Wednesday, August 21, 2013

Feeding a Hungry Planet - Youth Ag Summit Musings of Day 1

Stepping into the Bow Valley, there is no question what the group is here to do. The energy is palpable and the group is on the edge of their seats to tackle the hardest issues on the planet head on.

This is truly an event like no other I've been a part of.  118 smart, articulate, passionate young (& sexy) leaders from 22 countries in Calgary finding solutions to feed a hungry planet. (The sexy is a reference to Ashton Kutcher - check my Tweets from this am). 

For me, it's near impossible to share what this experience means. There is no single word, so  I captured many throughout the day.

-intelligent, articulate and willing to share
- compassion, professionalism, love, bravery, normalcy, blessed, 
- resilience, power of people, make change
- Inspire, encourage and motivate. 
- passion, enthusiasm, familiarity, differences, pride

My role as a mentor is all about facilitating conversations, so I've worked hard at keeping the lens on the delegates and enabling them to engage with each other, dignitaries and speakers. In doing so, I've been afforded many take-aways and insights.

Some day 1 highlights that made me stop & think:

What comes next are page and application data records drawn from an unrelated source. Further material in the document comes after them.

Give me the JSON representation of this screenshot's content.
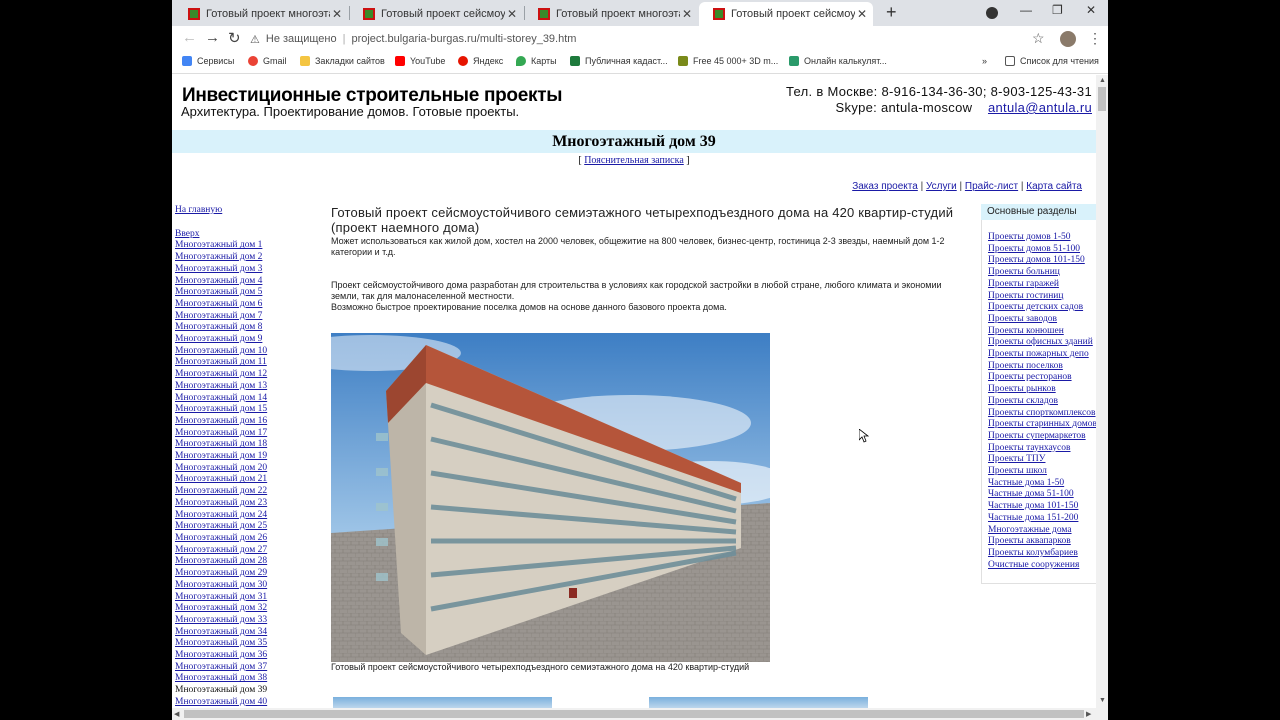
{
  "browser": {
    "tabs": [
      {
        "title": "Готовый проект многоэтажного"
      },
      {
        "title": "Готовый проект сейсмоустойчив"
      },
      {
        "title": "Готовый проект многоэтажного"
      },
      {
        "title": "Готовый проект сейсмоустойчив",
        "active": true
      }
    ],
    "address": {
      "security": "Не защищено",
      "url": "project.bulgaria-burgas.ru/multi-storey_39.htm"
    },
    "bookmarks": [
      {
        "label": "Сервисы",
        "icon": "apps-grid-icon",
        "color": "#4285f4"
      },
      {
        "label": "Gmail",
        "icon": "google-icon",
        "color": "#ea4335"
      },
      {
        "label": "Закладки сайтов",
        "icon": "folder-icon",
        "color": "#f4c542"
      },
      {
        "label": "YouTube",
        "icon": "youtube-icon",
        "color": "#ff0000"
      },
      {
        "label": "Яндекс",
        "icon": "yandex-icon",
        "color": "#e61400"
      },
      {
        "label": "Карты",
        "icon": "maps-pin-icon",
        "color": "#34a853"
      },
      {
        "label": "Публичная кадаст...",
        "icon": "cadastre-icon",
        "color": "#1e7a3c"
      },
      {
        "label": "Free 45 000+ 3D m...",
        "icon": "model-icon",
        "color": "#7a8a1a"
      },
      {
        "label": "Онлайн калькулят...",
        "icon": "calculator-icon",
        "color": "#2a9a6a"
      }
    ],
    "more_bookmarks": "»",
    "reading_list": "Список для чтения"
  },
  "header": {
    "title": "Инвестиционные строительные проекты",
    "subtitle": "Архитектура. Проектирование домов. Готовые проекты.",
    "phone_line": "Тел. в Москве: 8-916-134-36-30; 8-903-125-43-31",
    "skype": "Skype: antula-moscow",
    "email": "antula@antula.ru"
  },
  "page_title": "Многоэтажный дом 39",
  "note_link": "Пояснительная записка",
  "top_nav": [
    "Заказ проекта",
    "Услуги",
    "Прайс-лист",
    "Карта сайта"
  ],
  "left_nav": {
    "home": "На главную",
    "up": "Вверх",
    "items": [
      "Многоэтажный дом 1",
      "Многоэтажный дом 2",
      "Многоэтажный дом 3",
      "Многоэтажный дом 4",
      "Многоэтажный дом 5",
      "Многоэтажный дом 6",
      "Многоэтажный дом 7",
      "Многоэтажный дом 8",
      "Многоэтажный дом 9",
      "Многоэтажный дом 10",
      "Многоэтажный дом 11",
      "Многоэтажный дом 12",
      "Многоэтажный дом 13",
      "Многоэтажный дом 14",
      "Многоэтажный дом 15",
      "Многоэтажный дом 16",
      "Многоэтажный дом 17",
      "Многоэтажный дом 18",
      "Многоэтажный дом 19",
      "Многоэтажный дом 20",
      "Многоэтажный дом 21",
      "Многоэтажный дом 22",
      "Многоэтажный дом 23",
      "Многоэтажный дом 24",
      "Многоэтажный дом 25",
      "Многоэтажный дом 26",
      "Многоэтажный дом 27",
      "Многоэтажный дом 28",
      "Многоэтажный дом 29",
      "Многоэтажный дом 30",
      "Многоэтажный дом 31",
      "Многоэтажный дом 32",
      "Многоэтажный дом 33",
      "Многоэтажный дом 34",
      "Многоэтажный дом 35",
      "Многоэтажный дом 36",
      "Многоэтажный дом 37",
      "Многоэтажный дом 38"
    ],
    "current": "Многоэтажный дом 39",
    "next": "Многоэтажный дом 40"
  },
  "main": {
    "heading": "Готовый проект сейсмоустойчивого семиэтажного четырехподъездного дома на 420 квартир-студий (проект наемного дома)",
    "intro": "Может использоваться как жилой дом, хостел на 2000 человек, общежитие на 800 человек, бизнес-центр, гостиница 2-3 звезды, наемный дом 1-2 категории и т.д.",
    "desc1": "Проект сейсмоустойчивого дома разработан для строительства в условиях как городской застройки в любой стране, любого климата и экономии земли, так для малонаселенной местности.",
    "desc2": "Возможно быстрое проектирование поселка домов на основе данного базового проекта дома.",
    "caption": "Готовый проект сейсмоустойчивого четырехподъездного семиэтажного дома на 420 квартир-студий"
  },
  "right_nav": {
    "header": "Основные разделы",
    "items": [
      "Проекты домов 1-50",
      "Проекты домов 51-100",
      "Проекты домов 101-150",
      "Проекты больниц",
      "Проекты гаражей",
      "Проекты гостиниц",
      "Проекты детских садов",
      "Проекты заводов",
      "Проекты конюшен",
      "Проекты офисных зданий",
      "Проекты пожарных депо",
      "Проекты поселков",
      "Проекты ресторанов",
      "Проекты рынков",
      "Проекты складов",
      "Проекты спорткомплексов",
      "Проекты старинных домов",
      "Проекты супермаркетов",
      "Проекты таунхаусов",
      "Проекты ТПУ",
      "Проекты школ",
      "Частные дома 1-50",
      "Частные дома 51-100",
      "Частные дома 101-150",
      "Частные дома 151-200",
      "Многоэтажные дома",
      "Проекты аквапарков",
      "Проекты колумбариев",
      "Очистные сооружения"
    ]
  }
}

  • Potatoes are very organic matter and N-intensive. In NB, farmers have started to rotate with corn, which causes a yield boost in year 1, thanks to the organic matter, but it's not sustainable. If potatoes require more specialization, N and pesticides, how are farmers balancing this to sustain their soil? 
  • We are a "now" society. Are we thinking about what's after now?
  • Canadians do not pay enough for their food (a bold statement, no doubt). If farmers were guaranteed a fair return, they could invest in better research and improving practices. Today, they are driven solely by profit. What if the price of food was raised? Then what if we re-introduced healthy food prep into the classroom?
  • Food deserts create a inadequate food system in developed countries. Do we know what it's like to live in a community where food is purchased at 7-11?
  • There are still people interested in traditional crop breeding techniques, it's not all biotech.
  • The gap between food and farming is not shrinking. We need to do a better job listening to concerned consumers and considering their perspective, not dismissing it because they didn't drive a tractor or feed a herd of livestock that morning.

Finally, we were left with some incredible stories of human care and giving from the recent floods in Calgary. Calgarians helping Calgarians they'd never met should resonate with all farmers and those in the agri-food industry. It was stated repeatedly, when asked about the people they were helping, "I've never been to this neighbourhood before, but these people are my neighbours and they needed help and here I am." 

How fitting. We may never see those who are hungry and in need of our help. But on our increasingly small planet, arn't they neighbours? They need our help and are you there?

No comments:

Post a Comment